# Aim of the task:
Leave out every picture, and return exactly the lines from the line containing "Enumerate this screenshot's" through the end of the records below, both inclusive.

# Source material:
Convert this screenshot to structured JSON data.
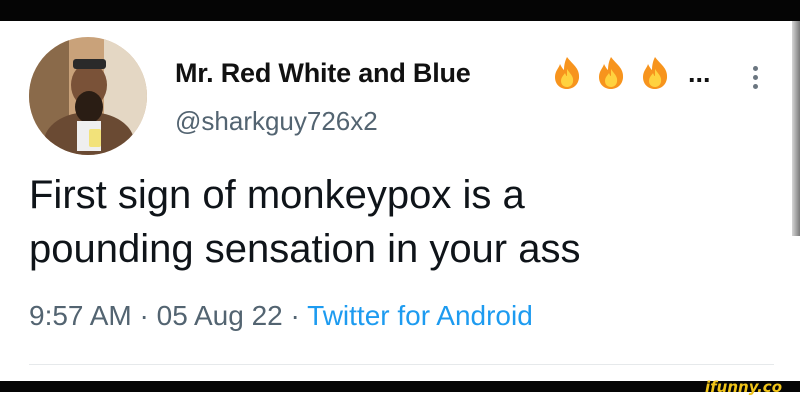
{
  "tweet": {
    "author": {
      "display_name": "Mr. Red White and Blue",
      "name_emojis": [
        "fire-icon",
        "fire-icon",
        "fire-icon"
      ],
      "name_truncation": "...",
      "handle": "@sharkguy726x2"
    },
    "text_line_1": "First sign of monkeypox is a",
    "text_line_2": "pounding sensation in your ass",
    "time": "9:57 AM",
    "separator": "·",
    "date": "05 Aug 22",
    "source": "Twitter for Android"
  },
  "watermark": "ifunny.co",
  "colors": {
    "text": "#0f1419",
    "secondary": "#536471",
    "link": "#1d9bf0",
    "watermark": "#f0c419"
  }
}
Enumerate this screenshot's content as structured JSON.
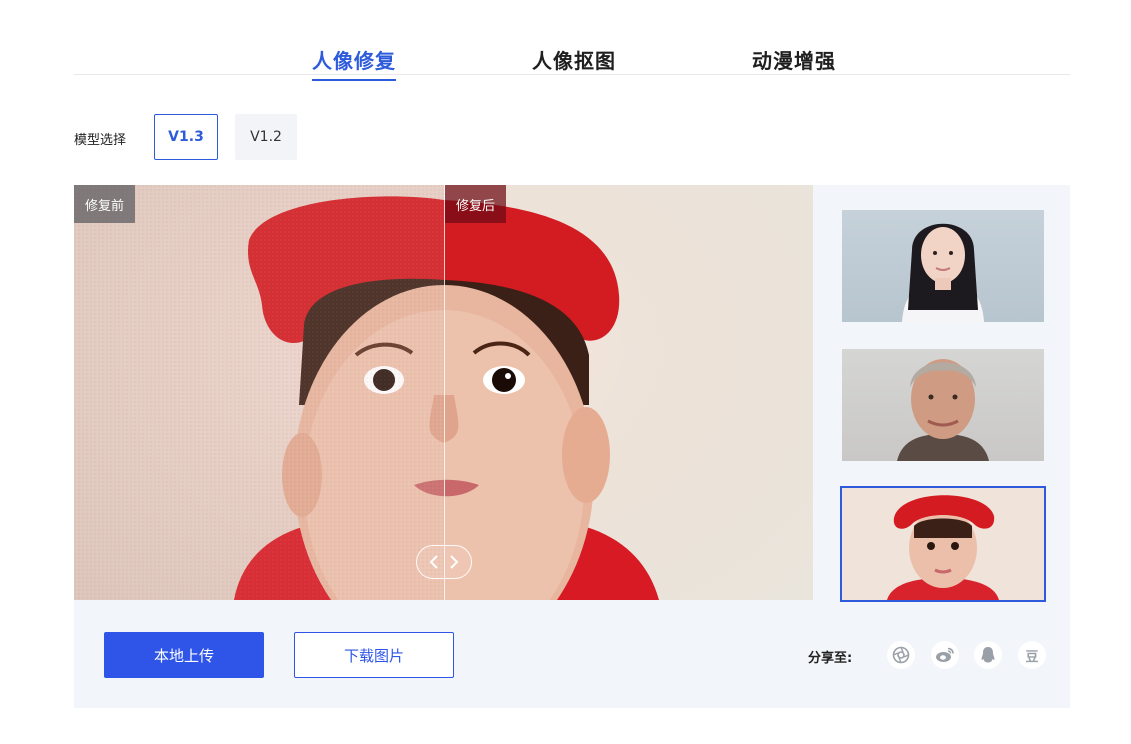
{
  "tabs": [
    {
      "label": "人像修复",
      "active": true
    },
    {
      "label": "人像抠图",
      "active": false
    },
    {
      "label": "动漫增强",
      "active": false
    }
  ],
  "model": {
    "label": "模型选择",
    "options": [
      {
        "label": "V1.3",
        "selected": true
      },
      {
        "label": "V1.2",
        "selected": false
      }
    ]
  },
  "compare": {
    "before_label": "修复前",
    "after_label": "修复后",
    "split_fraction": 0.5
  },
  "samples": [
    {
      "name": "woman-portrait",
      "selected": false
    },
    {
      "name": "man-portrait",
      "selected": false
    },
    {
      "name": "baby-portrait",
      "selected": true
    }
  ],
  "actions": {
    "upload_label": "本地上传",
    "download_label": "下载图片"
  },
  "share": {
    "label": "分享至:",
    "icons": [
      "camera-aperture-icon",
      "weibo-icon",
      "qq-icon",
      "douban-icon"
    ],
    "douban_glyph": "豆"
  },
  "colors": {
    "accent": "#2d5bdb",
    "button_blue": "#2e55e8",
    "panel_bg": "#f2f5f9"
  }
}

# Answer to this task:
Enumerate this screenshot's content as structured JSON.
{
  "tabs": [
    {
      "label": "人像修复",
      "active": true
    },
    {
      "label": "人像抠图",
      "active": false
    },
    {
      "label": "动漫增强",
      "active": false
    }
  ],
  "model": {
    "label": "模型选择",
    "options": [
      {
        "label": "V1.3",
        "selected": true
      },
      {
        "label": "V1.2",
        "selected": false
      }
    ]
  },
  "compare": {
    "before_label": "修复前",
    "after_label": "修复后",
    "split_fraction": 0.5
  },
  "samples": [
    {
      "name": "woman-portrait",
      "selected": false
    },
    {
      "name": "man-portrait",
      "selected": false
    },
    {
      "name": "baby-portrait",
      "selected": true
    }
  ],
  "actions": {
    "upload_label": "本地上传",
    "download_label": "下载图片"
  },
  "share": {
    "label": "分享至:",
    "icons": [
      "camera-aperture-icon",
      "weibo-icon",
      "qq-icon",
      "douban-icon"
    ],
    "douban_glyph": "豆"
  },
  "colors": {
    "accent": "#2d5bdb",
    "button_blue": "#2e55e8",
    "panel_bg": "#f2f5f9"
  }
}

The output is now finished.